Forecasters tracking first-ever South Atlantic hurricane

By Jack Williams,

The first hurricane ever known to have formed over the South Atlantic Ocean could threaten the coast of Brazil by early next week.

First South Atlantic hurricane ever known is at the lower right.

NOAA GOES satellite

Satellite images "give all the appearance of a hurricane" with sustained winds faster than 75 mph, says Jack Beven of the U.S. National Hurricane Center in Miami. But no ships have reported wind speeds from anywhere near the storm.

He and other hurricane specialists at the Center are helping Brazil's civilian and military forecasters track and predict the storm, something Brazilian meteorologists have never had to do.

Friday afternoon the storm was centered about 260 miles east of Florianopolis, Brazil, and is likely to continue moving slowly to the west and maybe turn to the south to miss Brazil completely. (Related: Forecasts for Florianopolis, Brazil)

While the National Hurricane Center is working with Brazilian meteorologists, Brazil would issue any needed storm advisories.

"We are trying to run our hurricane forecast models, but they are structured for the North Atlantic," Beven says. "Some just flat out refused to run."

Computer models that are working disagree with one saying the storm could hit Brazil, and the other two saying it should turn to the south, but with the two disagreeing on how close to land it will be when it turns.

The storm has no name since unlike in the parts of the world where hurricanes and similar storms are common, forecasters have never made a list of South Atlantic names.

Beven says meteorologists can't be sure that a hurricane never formed in the South Atlantic before satellites begin keeping an eye on all of the world's oceans in 1960. In fact, Bevin said, if a hurricane had formed before 1960 where the new one is now located, no one would have known about it.

Meteorologists, know of two South Atlantic storms that probably reached 39 mph tropical storm strength.

The latest formed Jan. 19 of this year east of Salvador, Brazil, but weakened before "drifting" ashore, Beven says.

A storm that formed off the coast of Africa in April 1991 is also believed to have reached tropical storm strength, but like the January storm, did not come close to growing into a 75 mph hurricane.
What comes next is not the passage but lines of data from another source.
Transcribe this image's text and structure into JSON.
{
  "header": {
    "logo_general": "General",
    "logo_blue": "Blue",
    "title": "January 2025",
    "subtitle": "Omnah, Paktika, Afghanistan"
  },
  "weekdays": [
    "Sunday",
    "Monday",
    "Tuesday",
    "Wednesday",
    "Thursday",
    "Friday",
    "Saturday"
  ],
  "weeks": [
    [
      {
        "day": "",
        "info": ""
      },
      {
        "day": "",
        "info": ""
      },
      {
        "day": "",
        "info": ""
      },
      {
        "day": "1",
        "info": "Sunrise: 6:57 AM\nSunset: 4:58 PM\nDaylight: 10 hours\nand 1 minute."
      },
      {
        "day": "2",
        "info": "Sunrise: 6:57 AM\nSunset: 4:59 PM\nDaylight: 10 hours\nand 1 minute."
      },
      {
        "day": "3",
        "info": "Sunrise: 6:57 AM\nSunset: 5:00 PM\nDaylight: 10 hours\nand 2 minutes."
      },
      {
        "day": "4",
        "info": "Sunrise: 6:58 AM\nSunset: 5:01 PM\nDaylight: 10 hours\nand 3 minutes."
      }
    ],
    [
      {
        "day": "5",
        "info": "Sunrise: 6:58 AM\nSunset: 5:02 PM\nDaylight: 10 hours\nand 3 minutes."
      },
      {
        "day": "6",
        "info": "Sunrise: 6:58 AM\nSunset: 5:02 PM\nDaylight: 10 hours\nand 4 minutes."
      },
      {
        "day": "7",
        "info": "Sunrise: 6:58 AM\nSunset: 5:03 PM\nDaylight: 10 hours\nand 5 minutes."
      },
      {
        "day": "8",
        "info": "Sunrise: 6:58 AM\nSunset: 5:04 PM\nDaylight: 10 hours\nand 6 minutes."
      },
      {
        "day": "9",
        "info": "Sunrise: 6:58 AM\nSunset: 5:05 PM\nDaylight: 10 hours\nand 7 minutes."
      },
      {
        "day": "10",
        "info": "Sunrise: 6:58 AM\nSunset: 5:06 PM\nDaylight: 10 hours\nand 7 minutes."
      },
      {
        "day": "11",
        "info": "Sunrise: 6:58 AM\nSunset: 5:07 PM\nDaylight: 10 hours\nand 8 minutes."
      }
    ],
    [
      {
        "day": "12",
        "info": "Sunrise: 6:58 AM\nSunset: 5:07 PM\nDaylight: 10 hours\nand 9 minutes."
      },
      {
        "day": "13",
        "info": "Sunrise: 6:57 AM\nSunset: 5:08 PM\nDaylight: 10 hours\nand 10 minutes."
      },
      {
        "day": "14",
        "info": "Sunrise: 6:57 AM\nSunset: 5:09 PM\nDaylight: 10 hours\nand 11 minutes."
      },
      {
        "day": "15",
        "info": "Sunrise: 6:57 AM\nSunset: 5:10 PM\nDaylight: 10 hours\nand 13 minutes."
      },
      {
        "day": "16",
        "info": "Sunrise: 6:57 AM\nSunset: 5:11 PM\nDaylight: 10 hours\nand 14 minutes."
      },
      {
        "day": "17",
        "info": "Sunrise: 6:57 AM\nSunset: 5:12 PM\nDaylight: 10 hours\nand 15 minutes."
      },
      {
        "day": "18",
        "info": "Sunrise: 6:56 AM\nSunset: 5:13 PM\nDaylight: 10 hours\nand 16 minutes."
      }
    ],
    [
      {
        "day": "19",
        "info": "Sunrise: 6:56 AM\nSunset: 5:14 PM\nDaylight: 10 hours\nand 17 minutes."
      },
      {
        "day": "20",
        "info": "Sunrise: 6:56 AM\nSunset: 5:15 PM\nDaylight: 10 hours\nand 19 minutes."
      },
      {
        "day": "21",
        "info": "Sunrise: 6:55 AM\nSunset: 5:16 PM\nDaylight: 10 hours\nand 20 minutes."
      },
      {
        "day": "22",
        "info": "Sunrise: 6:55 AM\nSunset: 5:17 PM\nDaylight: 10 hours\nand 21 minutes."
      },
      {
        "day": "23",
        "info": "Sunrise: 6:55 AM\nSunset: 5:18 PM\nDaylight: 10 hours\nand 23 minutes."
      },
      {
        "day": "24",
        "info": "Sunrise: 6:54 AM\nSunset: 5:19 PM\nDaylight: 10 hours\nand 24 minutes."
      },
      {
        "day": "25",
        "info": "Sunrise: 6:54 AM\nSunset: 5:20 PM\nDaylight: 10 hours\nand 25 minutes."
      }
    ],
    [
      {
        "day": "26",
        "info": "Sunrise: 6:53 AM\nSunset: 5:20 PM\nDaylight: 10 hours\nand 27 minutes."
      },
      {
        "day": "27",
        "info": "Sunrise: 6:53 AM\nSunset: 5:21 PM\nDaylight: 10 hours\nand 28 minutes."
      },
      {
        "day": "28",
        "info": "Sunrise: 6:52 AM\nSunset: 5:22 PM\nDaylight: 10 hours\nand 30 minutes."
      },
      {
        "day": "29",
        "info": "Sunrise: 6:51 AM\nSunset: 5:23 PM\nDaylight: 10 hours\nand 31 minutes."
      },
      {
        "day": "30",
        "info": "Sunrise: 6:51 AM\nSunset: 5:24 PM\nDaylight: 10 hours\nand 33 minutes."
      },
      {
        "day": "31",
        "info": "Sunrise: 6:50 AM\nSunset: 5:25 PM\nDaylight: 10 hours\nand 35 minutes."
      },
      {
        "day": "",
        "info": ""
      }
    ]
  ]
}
While the tropical part of the South Atlantic Ocean has large areas with the 80-degree or warmer ocean temperatures needed to sustain hurricanes, upper atmosphere winds are usually blowing much faster than winds near the surface or in the opposite direction. Such "wind shear" can rip apart storms before they grow into hurricanes.